The eighty-second patriarch of the See of Saint Mark (1327-1339). Benjamin’s life before taking the monastic vow is utterly unknown beyond the fact mentioned by the HISTORY OF THE PATRIARCHS that he was a native of the town of Dimiqrat south of Armant in Upper Egypt. Apparently his nomination was supported by a prophecy of one of the greatest saints of the day. Before his death in 1320, BARSUM THE NAKED (al-‘Iryan) from his solitary cell in the hills adjacent to the city of Turah predicted the accession of the monk Benjamin. Thus, his selection and consecration found no opposition from the clergy or the laity.
He was a contemporary of Sultan al-Nasir Muhammad ibn Qalawun (1310-1341), during his third tenure of the Mamluk sultanate, when the tempestuous wave of persecution and pressures on the Copts began to subside. One factor that helped the return to peaceful coexistence between the Muslims and Copts was the advent of an embassy from the Ethiopian sovereign. The monarch pleaded on behalf of the Copts and requested permission to let them rebuild and restore their ruined churches. He threatened to destroy the Muslim mosques within his own kingdom if the Copts were not allowed to restore their churches.

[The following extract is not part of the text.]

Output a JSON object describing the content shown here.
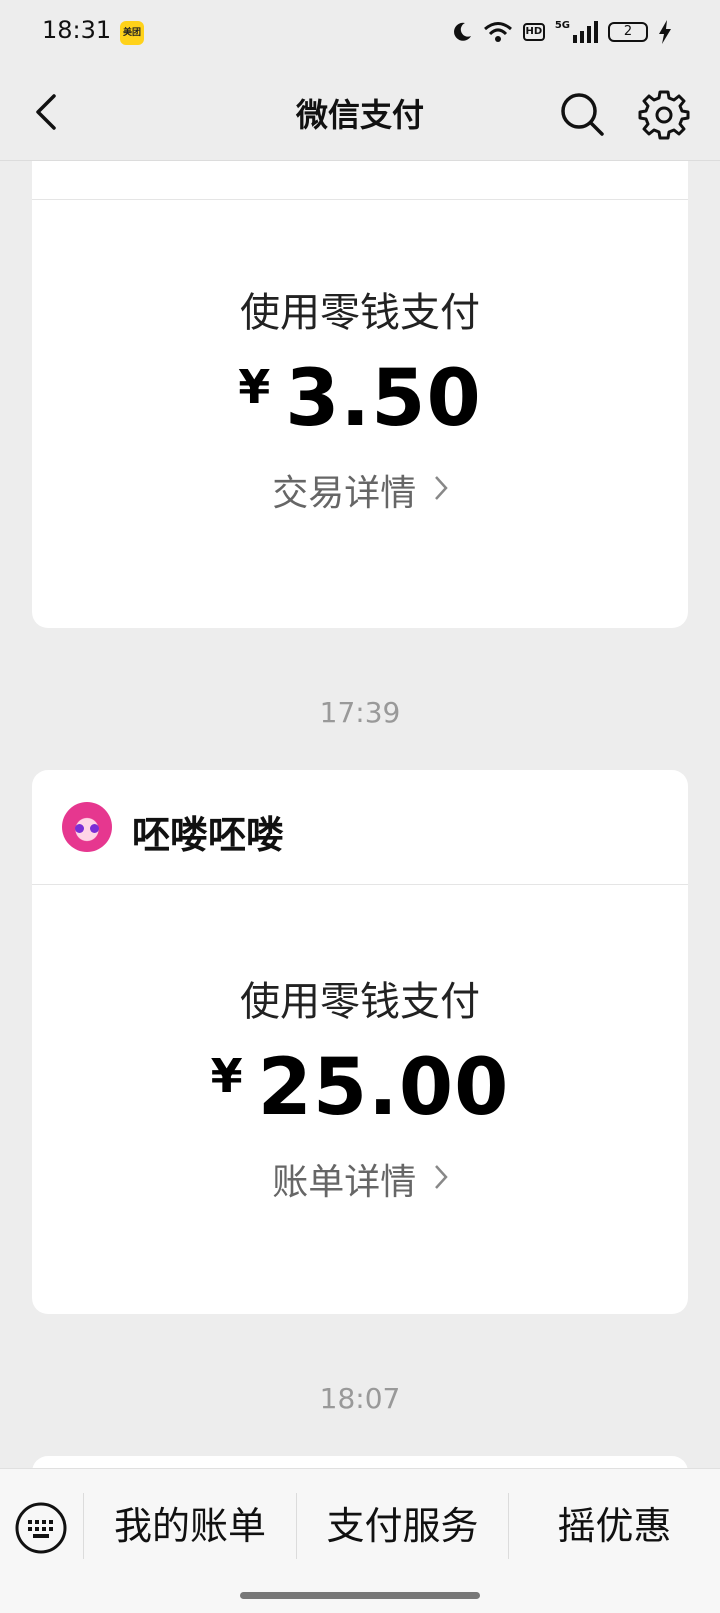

Apparently al-Nasir responded to that call and renewed the original terms of the Covenant of ‘Umar ibn al- Khattab, which guaranteed the survival of existing churches at this time, but forbade the construction of new ones. Benjamin started diligently to restore the churches that the mobs had destroyed in what the Islamic historian al-MAQRIZI and others described as the “battle of the Christians” (Waqi‘at al-Nasara).
Benjamin oversaw the speedy restoration of the damaged churches and resumed the preparation of the CHRISM, which had been suspended during the patriarchate of JOHN IX. This operation was performed at the Monastery of Saint Macarius (DAYR ANBA MAQAR) in Wadi al-Natrun, in a full ecclesiastical assembly attended by twenty bishops from Lower and Upper Egypt. There, the bishops celebrated Easter after the completion of this important ecclesiastical function.
While in the wilderness of SHIHAT in Wadi al-Natrun, the patriarch was able to inspect the neighboring monasteries, and concentrated his attention on the ancient DAYR ANBA BISHOI, which he restored using his patriarchal funds. Further, he supplied its depleted residents with a new group of monks from other quarters.
During Benjamin’s reign, Sultan al-Nasir appointed an Islamized Copt to the highest office in his court. This was Sharaf al-Din ‘Abd al-Wahhab ibn al-Taj Fadl Allah, known in Islamic sources as al- Nushu’. It was expected that such an appointment might give the Copts favors or at least relief from repression. On the contrary, al- Nushu’, according to the History of the Patriarchs, was very hard in his treatment of his former coreligionists, probably to prove the sincerity of his apostasy to the Muslim administration.
The History records that al-Nushu’ was able to amass immense wealth and that he imposed many hardships on the Copts and abused their women, monks, and nuns. It is said that the Lord punished him for these crimes. In fact, the Muslim sources and chroniclers such as al- Maqrizi and Ibn Hajar al-Asqalani paint an eloquent picture of the downfall of al-Nushu’. He managed to infuriate the Mamluk amirs by his arrogance and his heavy-handedness to such an extent that they worked hard to poison al-Nasir ‘s mind against him.
The sultan dismissed him from office and killed him and his family, while confiscating the vast wealth he had accumulated. As additional humiliation, his body was buried in the Jewish cemetery in a shroud costing only four dirhams. However, his tomb was guarded by officers for a week to prevent the mob whom al-Nushu’ had oppressed from desecrating his remains and stealing them for burning in the open. The History of the Patriarchs ascribes this sorry ending to his unforgivable treatment of the Copts.
Although the History’s biography of Benjamin is only ten lines, the Islamic sources contain numerous details on the events of his age, including the names of many Copts who feigned apostasy to the Islamic faith. Benjamin II died after a reign of continuous struggles that lasted eleven years, seven months, and twenty-six days. He was buried in DAYR SHAHRAN, and the patriarchal see remained vacant for a year after his death.
- Lane-Poole, S. The Mohammadan Dynasties. London, 1893; repr. New Delhi, 1986.
- . History of Egypt in the Middle Ages. London, 1901.